Your objective >>
Please print every record that follows, keeping each one exactly as it is.

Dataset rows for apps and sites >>
=== Section Start ===
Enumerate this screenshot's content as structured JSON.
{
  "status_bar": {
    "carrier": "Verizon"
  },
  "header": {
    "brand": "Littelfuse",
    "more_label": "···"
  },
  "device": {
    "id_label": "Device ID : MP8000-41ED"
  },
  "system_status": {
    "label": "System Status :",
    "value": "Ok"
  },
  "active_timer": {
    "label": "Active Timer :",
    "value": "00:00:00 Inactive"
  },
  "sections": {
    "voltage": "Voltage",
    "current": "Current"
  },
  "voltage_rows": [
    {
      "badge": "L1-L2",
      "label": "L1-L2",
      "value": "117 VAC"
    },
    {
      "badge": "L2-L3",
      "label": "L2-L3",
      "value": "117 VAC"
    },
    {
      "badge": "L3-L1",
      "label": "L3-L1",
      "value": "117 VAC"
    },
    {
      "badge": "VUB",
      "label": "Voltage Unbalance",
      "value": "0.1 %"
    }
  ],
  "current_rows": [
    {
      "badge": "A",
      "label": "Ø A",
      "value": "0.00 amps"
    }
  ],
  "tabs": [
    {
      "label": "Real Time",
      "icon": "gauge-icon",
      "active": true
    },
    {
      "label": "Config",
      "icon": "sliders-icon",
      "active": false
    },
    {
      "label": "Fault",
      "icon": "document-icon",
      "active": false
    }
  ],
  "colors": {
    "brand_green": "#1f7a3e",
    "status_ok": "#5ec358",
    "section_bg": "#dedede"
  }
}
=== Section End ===
Written reply >>
Enumerate this screenshot's content as structured JSON.
{
  "status_bar": {
    "carrier": "Verizon"
  },
  "header": {
    "brand": "Littelfuse",
    "more_label": "···"
  },
  "device": {
    "id_label": "Device ID : MP8000-41ED"
  },
  "system_status": {
    "label": "System Status :",
    "value": "Ok"
  },
  "active_timer": {
    "label": "Active Timer :",
    "value": "00:00:00 Inactive"
  },
  "sections": {
    "voltage": "Voltage",
    "current": "Current"
  },
  "voltage_rows": [
    {
      "badge": "L1-L2",
      "label": "L1-L2",
      "value": "117 VAC"
    },
    {
      "badge": "L2-L3",
      "label": "L2-L3",
      "value": "117 VAC"
    },
    {
      "badge": "L3-L1",
      "label": "L3-L1",
      "value": "117 VAC"
    },
    {
      "badge": "VUB",
      "label": "Voltage Unbalance",
      "value": "0.1 %"
    }
  ],
  "current_rows": [
    {
      "badge": "A",
      "label": "Ø A",
      "value": "0.00 amps"
    }
  ],
  "tabs": [
    {
      "label": "Real Time",
      "icon": "gauge-icon",
      "active": true
    },
    {
      "label": "Config",
      "icon": "sliders-icon",
      "active": false
    },
    {
      "label": "Fault",
      "icon": "document-icon",
      "active": false
    }
  ],
  "colors": {
    "brand_green": "#1f7a3e",
    "status_ok": "#5ec358",
    "section_bg": "#dedede"
  }
}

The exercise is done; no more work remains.